In a subset of Chlamydia trachomatis-infected women, the infection escapes immune control and ascends to the upper reproductive tract. There is a fundamental gap in understanding how pathways activated by chlamydial infection lead to immune pathology and reproductive morbidity in women. Its continued existence is a significant barrier to identification of biomarkers to diagnose or predict risk for reproductive sequelae after exposure. The long-term goal of this program is to develop vaccines that reduce transmission and prevent reproductive tract sequelae after exposure to C. trachomatis. The overall objective of this proposal is to identify biomarkers of asymptomatic ascending infection and endometritis in women and genetic biomarkers of susceptibility/risk for disease. The central hypothesis is that protective and immunopathologic responses elicited in response to STI associate with characteristic transcriptional signatures and genetic variance. The rationale for this project is that identifying biomarkers of susceptibility to ascending infection and risk for subsequent immune pathology will accelerate rational vaccine design and testing by (i) identifying individuals most likely to benefit from immunization, to facilitate appropriately powered studies, (ii) enabling balanced group selection for vaccine trials, and (iii) serving as clinical measures of vaccine efficacy. Blood-borne transcriptional profiling of women with a spectrum of chlamydial genital tract infection revealed specific inflammatory pathways associated with disease and enabled definition of a biomarker panel that diagnoses endometritis in asymptomatically-infected women with high chlamydial burden. Guided by strong preliminary data, the following three specific aims will test the hypothesis: 1) Determine candidate biomarkers positively- or negatively associated with ascending chlamydial infection in asymptomatic women; 2) Identify genetic biomarkers of susceptibility to ascending chlamydial infection and risk for subsequent reproductive sequelae; and 3) Identify disease-causing pathways and their key regulators engaged during ascending chlamydial infection, using causal network analysis.

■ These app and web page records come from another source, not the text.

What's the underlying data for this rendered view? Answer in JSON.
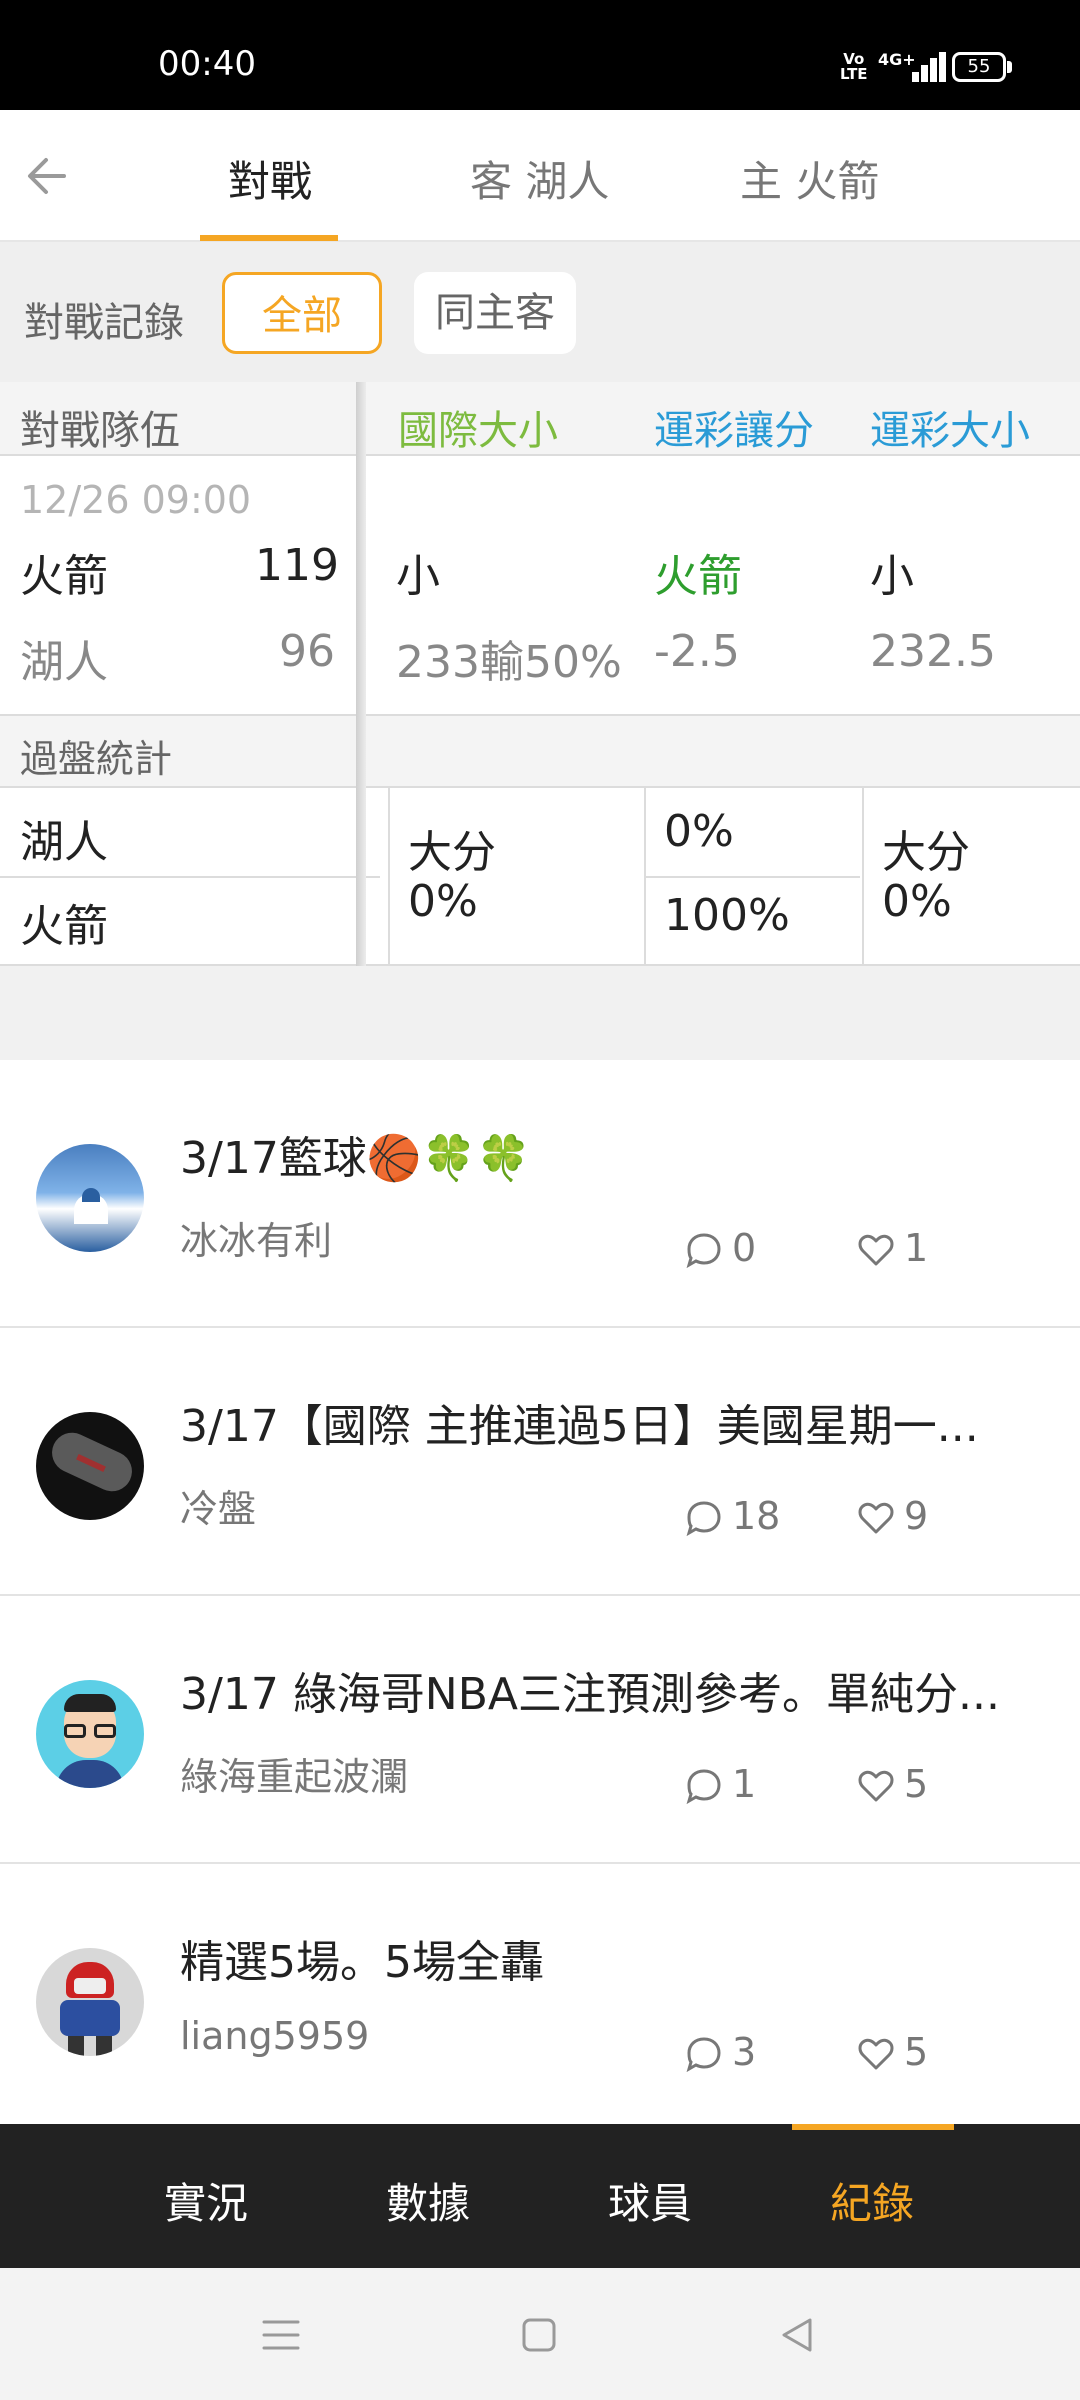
{
  "status_bar": {
    "time": "00:40",
    "volte": "Vo LTE",
    "network": "4G+",
    "battery": "55"
  },
  "tabs": {
    "active": "對戰",
    "away": "客 湖人",
    "home": "主 火箭"
  },
  "filter": {
    "label": "對戰記錄",
    "option_all": "全部",
    "option_same": "同主客"
  },
  "table": {
    "headers": {
      "teams": "對戰隊伍",
      "intl_ou": "國際大小",
      "lottery_spread": "運彩讓分",
      "lottery_ou": "運彩大小"
    },
    "game": {
      "datetime": "12/26 09:00",
      "home_team": "火箭",
      "home_score": "119",
      "away_team": "湖人",
      "away_score": "96",
      "intl_ou_result": "小",
      "intl_ou_line": "233輸50%",
      "spread_result": "火箭",
      "spread_line": "-2.5",
      "lottery_ou_result": "小",
      "lottery_ou_line": "232.5"
    },
    "stats": {
      "label": "過盤統計",
      "team1": "湖人",
      "team2": "火箭",
      "intl_ou_label": "大分",
      "intl_ou_pct": "0%",
      "spread_team1_pct": "0%",
      "spread_team2_pct": "100%",
      "lottery_ou_label": "大分",
      "lottery_ou_pct": "0%"
    }
  },
  "posts": [
    {
      "title": "3/17籃球🏀🍀🍀",
      "author": "冰冰有利",
      "comments": "0",
      "likes": "1"
    },
    {
      "title": "3/17【國際 主推連過5日】美國星期一...",
      "author": "冷盤",
      "comments": "18",
      "likes": "9"
    },
    {
      "title": "3/17 綠海哥NBA三注預測參考。單純分...",
      "author": "綠海重起波瀾",
      "comments": "1",
      "likes": "5"
    },
    {
      "title": "精選5場。5場全轟",
      "author": "liang5959",
      "comments": "3",
      "likes": "5"
    }
  ],
  "bottom_nav": {
    "live": "實況",
    "data": "數據",
    "players": "球員",
    "records": "紀錄"
  },
  "colors": {
    "accent": "#f5a623",
    "intl_header": "#7dbb3f",
    "lottery_header": "#2a9bd6",
    "win_green": "#2e9e2e"
  },
  "icons": [
    "back-arrow-icon",
    "comment-icon",
    "heart-icon",
    "menu-icon",
    "home-square-icon",
    "back-triangle-icon"
  ]
}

The first aim will profile cervical inflammatory responses from women with local infection or upper tract involvement in a new cohort of highly-exposed women (TRAC2, Core B). Pathogen load, co-infection, cervicovaginal microbiome and hormonal contraceptives will be assessed as confounders or additional biomarkers. The remaining aims will focus on integrating genotype, gene expression and disease phenotypes from TRAC2 and previously-profiled cohorts via expression quantitative trait locus (eQTL) mapping and causal mediation test, and on identification of disease- causal genes, using graphical models. The research proposed is innovative, in our opinion, because it will implement a comprehensive, non-biased approach to the identification of molecular biomarkers in a highly disease-relevant clinical population. The proposed research is significant because it is expected to translate directly to anti-chlamydial vaccine evaluation in humans and to have broad importance for diagnosis and for evaluation of novel therapeutics.